(Originally published on The Year of Blogging Faithfully, November 17, 2014 ©Bethany Turner)
“What comes next is not your concern at this point.”
A friend said that as a comment in reply to my Day 108 post, regarding getting back into the writing/publishing arena. It seems so simple, doesn’t it? What comes next is not my concern at this point. I have blogged about and cried about and called out to God and anyone else who would listen about that exact thing, and I know there is nothing but truth in that statement.
I just finished re-reading the Book of Acts, and I can’t help but think of my old friend, the Apostle Paul. (If you’re new to The Year of Blogging Faithfully, just know that Paul and I have a bit of a love/hate relationship.) He was imprisoned, he was beaten, he was nearly killed, he was imprisoned again, he was left for dead, then back to prison… He was even shipwrecked, for goodness sake! Shipwrecked! He knew with complete certainty that God had called him to do exactly what he was doing, and he refused to let anything stand in his way. We (or at least I) tend to look at these giants of the faith as something more than human, something less than God. But certainly something more than us (or at least me). But Paul was very human. And I can sit here all day and say his calling was bigger than mine. Well, yeah. In terms of magnitude and longevity and actual impact on the lives of every generation to follow, yes. His calling was bigger than mine. But that doesn’t mean his was any more real than mine. That doesn’t mean he was any less human than I am.
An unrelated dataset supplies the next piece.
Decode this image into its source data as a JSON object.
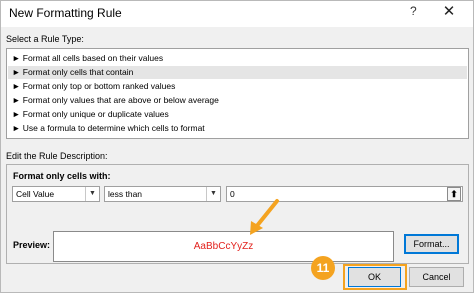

And it’s easy to say, “But the resurrected Jesus literally met him on the road and told him exactly where to go, what to say, and what to do. So he had an advantage.” True. But God literally got me out of a career which was slowly but surely destroying me. And then, though the path was winding, He led me to the most fulfilling career path I could ever imagine – doing work for His Kingdom – through a series of events which, though perhaps less dramatic, were no less of God than the events on the road to Damascus.
And yes, it’s easy to say Paul is a giant of the faith, while lately I haven’t even been able to get out of bed early for quiet time with God because it’s just too cold and I’m tired. That makes me feel like such a wimp! Can you imagine if Paul had said, “Sorry, Timothy…I’m going to stay home today. It’s cold and I’m tired.”
But then do you know what I remember? I remember that I never persecuted the Christians. No one was laying their coats at my feet as they stoned Stephen. That was Paul. And God used him anyway.
We’re all human. We have all done things we’re not proud of. We have all struggled to be faithful. We have all occasionally taken the wrong path. Whether giant or wimp of the faith, God can use our circumstances. God can use our weakness. And we don’t have to worry about how. We just have to say, “Okay, God.”
So, what comes next is not my concern at this point. This moment is my concern. And in this moment, I am awake early, in spite of the cold, and in spite of how tired I am. I need to get back on track. I never got too far off the path, I don’t think, but I need to recommit to staying on the path God has set out for me. Even if it’s cold. Even if I’m tired. Even if I’m scared of rejection, and failure.
Okay, God. Let’s do this.